● DATA EXTRACTS
'''

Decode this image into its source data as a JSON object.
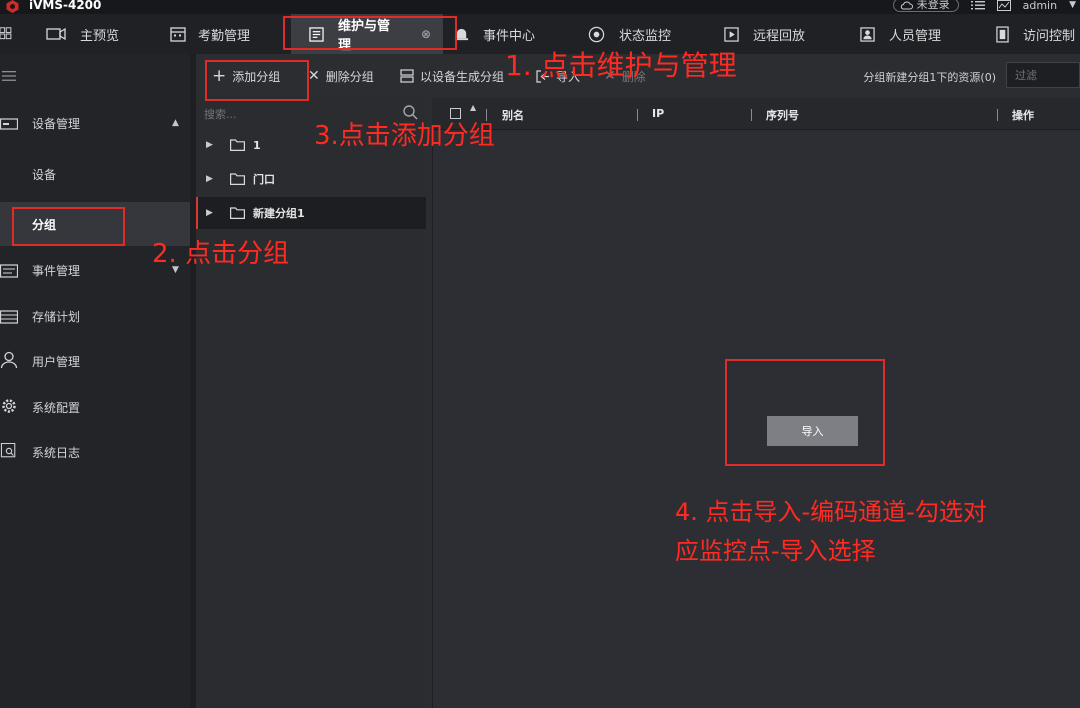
{
  "app": {
    "title": "iVMS-4200",
    "login_status": "未登录",
    "user": "admin"
  },
  "tabs": [
    {
      "label": "主预览"
    },
    {
      "label": "考勤管理"
    },
    {
      "label": "维护与管理"
    },
    {
      "label": "事件中心"
    },
    {
      "label": "状态监控"
    },
    {
      "label": "远程回放"
    },
    {
      "label": "人员管理"
    },
    {
      "label": "访问控制"
    }
  ],
  "sidebar": {
    "items": [
      {
        "label": "设备管理"
      },
      {
        "label": "设备"
      },
      {
        "label": "分组"
      },
      {
        "label": "事件管理"
      },
      {
        "label": "存储计划"
      },
      {
        "label": "用户管理"
      },
      {
        "label": "系统配置"
      },
      {
        "label": "系统日志"
      }
    ]
  },
  "toolbar": {
    "add_group": "添加分组",
    "delete_group": "删除分组",
    "generate_group": "以设备生成分组",
    "import": "导入",
    "delete": "删除",
    "resource_label": "分组新建分组1下的资源(0)",
    "filter_placeholder": "过滤"
  },
  "tree": {
    "search_placeholder": "搜索...",
    "nodes": [
      {
        "label": "1"
      },
      {
        "label": "门口"
      },
      {
        "label": "新建分组1"
      }
    ]
  },
  "table": {
    "columns": [
      "别名",
      "IP",
      "序列号",
      "操作"
    ]
  },
  "main": {
    "import_button": "导入"
  },
  "annotations": {
    "step1": "1. 点击维护与管理",
    "step2": "2. 点击分组",
    "step3": "3.点击添加分组",
    "step4_line1": "4. 点击导入-编码通道-勾选对",
    "step4_line2": "应监控点-导入选择"
  },
  "colors": {
    "highlight": "#e02b28",
    "annotation": "#ff2b22",
    "accent": "#d53a35"
  }
}
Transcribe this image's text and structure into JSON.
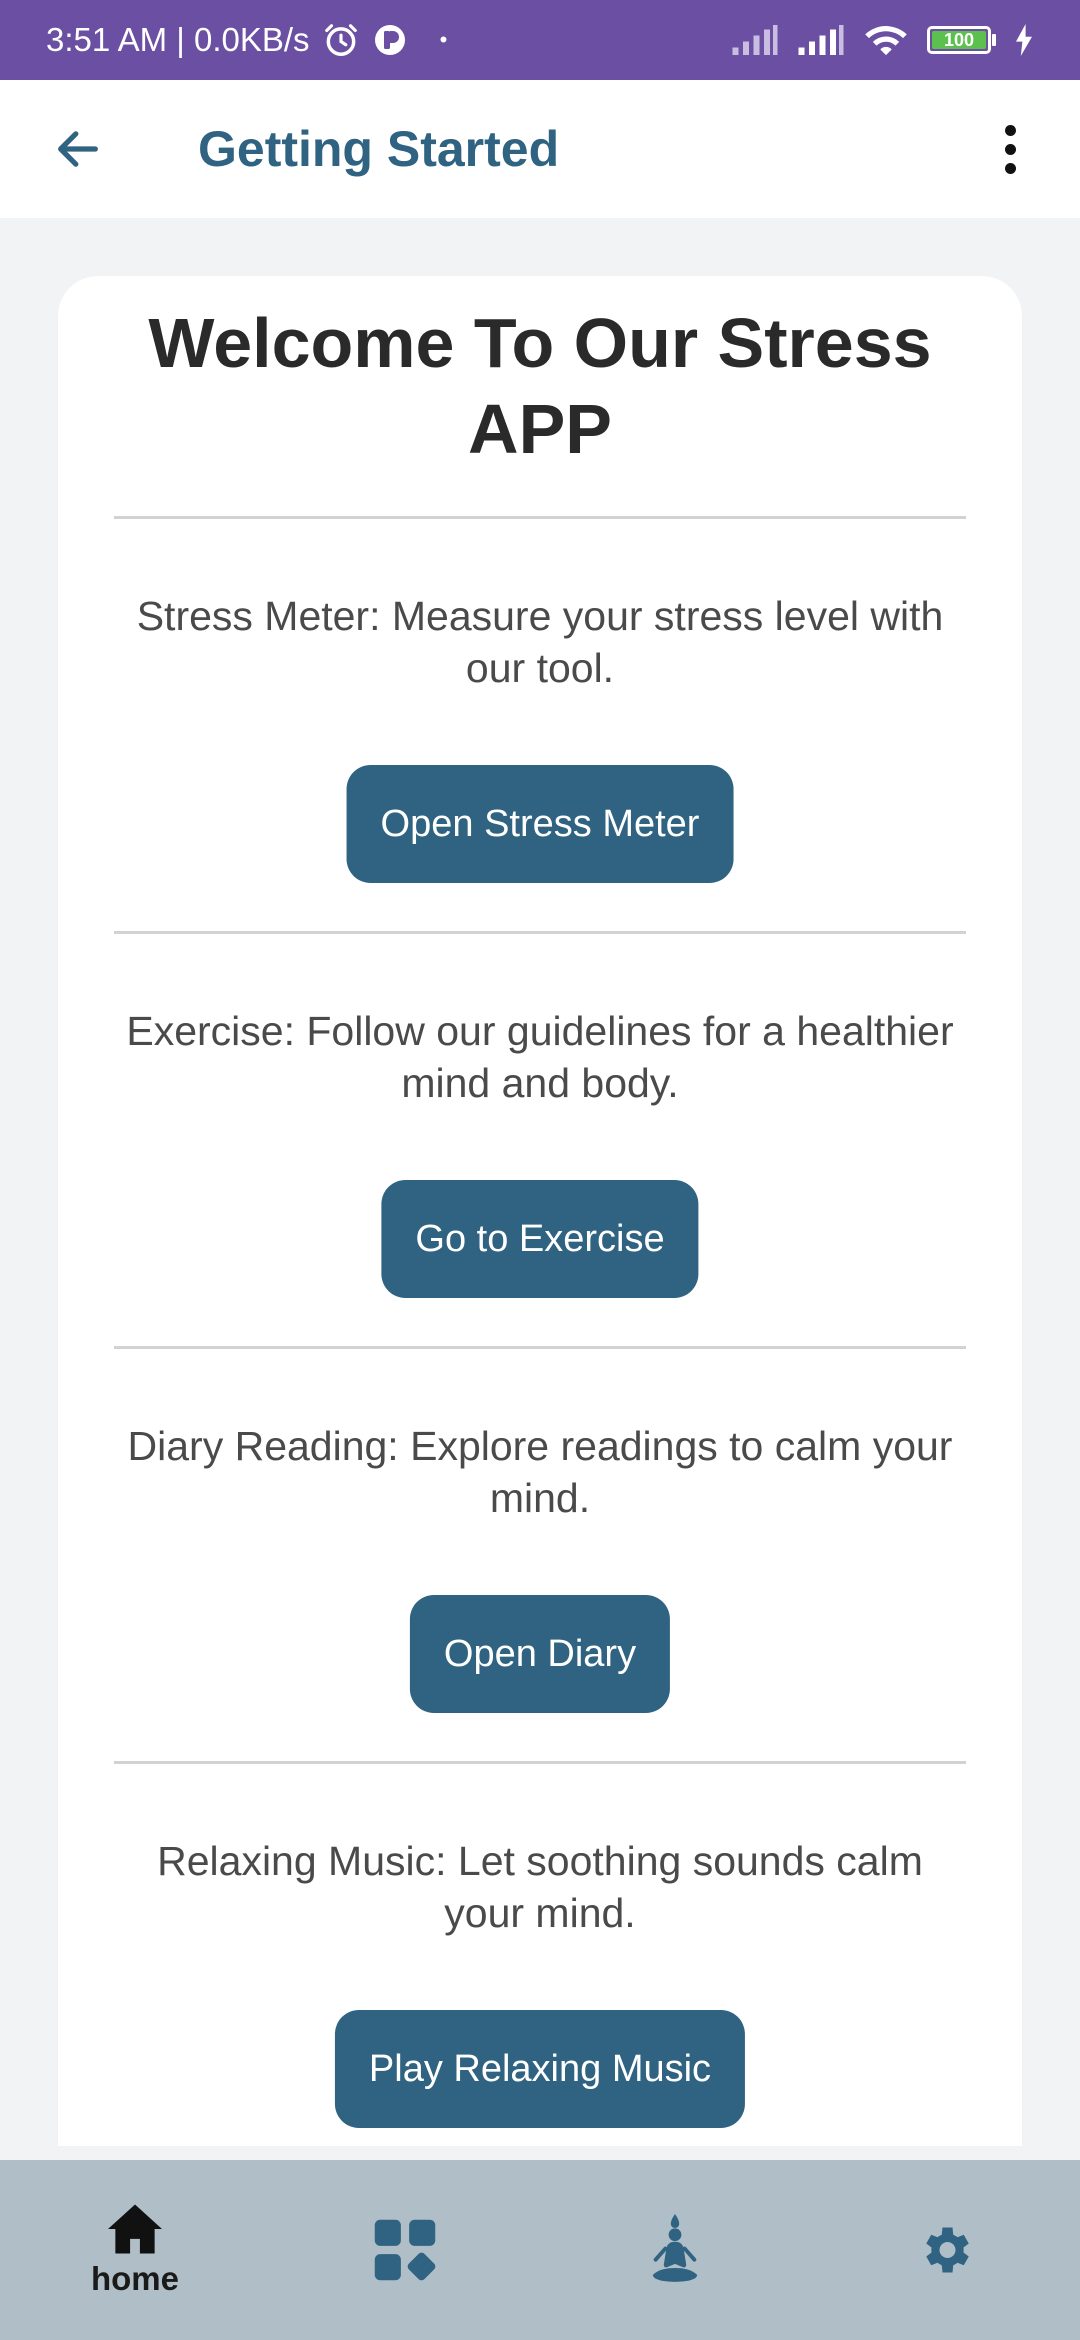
{
  "status_bar": {
    "time_speed": "3:51 AM | 0.0KB/s",
    "dot": "•",
    "battery_level": "100",
    "icons": [
      "alarm-icon",
      "app-indicator-icon",
      "signal-icon",
      "signal-icon",
      "wifi-icon",
      "battery-icon",
      "charging-icon"
    ],
    "background_color": "#6a4fa3"
  },
  "app_bar": {
    "title": "Getting Started",
    "back_icon": "arrow-left-icon",
    "menu_icon": "more-vertical-icon",
    "title_color": "#2f6381"
  },
  "content": {
    "welcome_title": "Welcome To Our Stress APP",
    "sections": [
      {
        "text": "Stress Meter: Measure your stress level with our tool.",
        "button_label": "Open Stress Meter"
      },
      {
        "text": "Exercise: Follow our guidelines for a healthier mind and body.",
        "button_label": "Go to Exercise"
      },
      {
        "text": "Diary Reading: Explore readings to calm your mind.",
        "button_label": "Open Diary"
      },
      {
        "text": "Relaxing Music: Let soothing sounds calm your mind.",
        "button_label": "Play Relaxing Music"
      }
    ],
    "button_color": "#2f6381"
  },
  "bottom_nav": {
    "items": [
      {
        "icon": "home-icon",
        "label": "home",
        "active": true
      },
      {
        "icon": "dashboard-icon",
        "label": "",
        "active": false
      },
      {
        "icon": "meditation-icon",
        "label": "",
        "active": false
      },
      {
        "icon": "settings-icon",
        "label": "",
        "active": false
      }
    ],
    "background_color": "#b0bec7"
  }
}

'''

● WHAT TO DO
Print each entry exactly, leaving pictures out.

● EXERCISE ANSWER
Decode this image into its source data as a JSON object.
{
  "app": {
    "title": "iVMS-4200",
    "login_status": "未登录",
    "user": "admin"
  },
  "tabs": [
    {
      "label": "主预览"
    },
    {
      "label": "考勤管理"
    },
    {
      "label": "维护与管理"
    },
    {
      "label": "事件中心"
    },
    {
      "label": "状态监控"
    },
    {
      "label": "远程回放"
    },
    {
      "label": "人员管理"
    },
    {
      "label": "访问控制"
    }
  ],
  "sidebar": {
    "items": [
      {
        "label": "设备管理"
      },
      {
        "label": "设备"
      },
      {
        "label": "分组"
      },
      {
        "label": "事件管理"
      },
      {
        "label": "存储计划"
      },
      {
        "label": "用户管理"
      },
      {
        "label": "系统配置"
      },
      {
        "label": "系统日志"
      }
    ]
  },
  "toolbar": {
    "add_group": "添加分组",
    "delete_group": "删除分组",
    "generate_group": "以设备生成分组",
    "import": "导入",
    "delete": "删除",
    "resource_label": "分组新建分组1下的资源(0)",
    "filter_placeholder": "过滤"
  },
  "tree": {
    "search_placeholder": "搜索...",
    "nodes": [
      {
        "label": "1"
      },
      {
        "label": "门口"
      },
      {
        "label": "新建分组1"
      }
    ]
  },
  "table": {
    "columns": [
      "别名",
      "IP",
      "序列号",
      "操作"
    ]
  },
  "main": {
    "import_button": "导入"
  },
  "annotations": {
    "step1": "1. 点击维护与管理",
    "step2": "2. 点击分组",
    "step3": "3.点击添加分组",
    "step4_line1": "4. 点击导入-编码通道-勾选对",
    "step4_line2": "应监控点-导入选择"
  },
  "colors": {
    "highlight": "#e02b28",
    "annotation": "#ff2b22",
    "accent": "#d53a35"
  }
}
Transcribe this image's text and structure into JSON.
{
  "status_bar": {
    "time_speed": "3:51 AM | 0.0KB/s",
    "dot": "•",
    "battery_level": "100",
    "icons": [
      "alarm-icon",
      "app-indicator-icon",
      "signal-icon",
      "signal-icon",
      "wifi-icon",
      "battery-icon",
      "charging-icon"
    ],
    "background_color": "#6a4fa3"
  },
  "app_bar": {
    "title": "Getting Started",
    "back_icon": "arrow-left-icon",
    "menu_icon": "more-vertical-icon",
    "title_color": "#2f6381"
  },
  "content": {
    "welcome_title": "Welcome To Our Stress APP",
    "sections": [
      {
        "text": "Stress Meter: Measure your stress level with our tool.",
        "button_label": "Open Stress Meter"
      },
      {
        "text": "Exercise: Follow our guidelines for a healthier mind and body.",
        "button_label": "Go to Exercise"
      },
      {
        "text": "Diary Reading: Explore readings to calm your mind.",
        "button_label": "Open Diary"
      },
      {
        "text": "Relaxing Music: Let soothing sounds calm your mind.",
        "button_label": "Play Relaxing Music"
      }
    ],
    "button_color": "#2f6381"
  },
  "bottom_nav": {
    "items": [
      {
        "icon": "home-icon",
        "label": "home",
        "active": true
      },
      {
        "icon": "dashboard-icon",
        "label": "",
        "active": false
      },
      {
        "icon": "meditation-icon",
        "label": "",
        "active": false
      },
      {
        "icon": "settings-icon",
        "label": "",
        "active": false
      }
    ],
    "background_color": "#b0bec7"
  }
}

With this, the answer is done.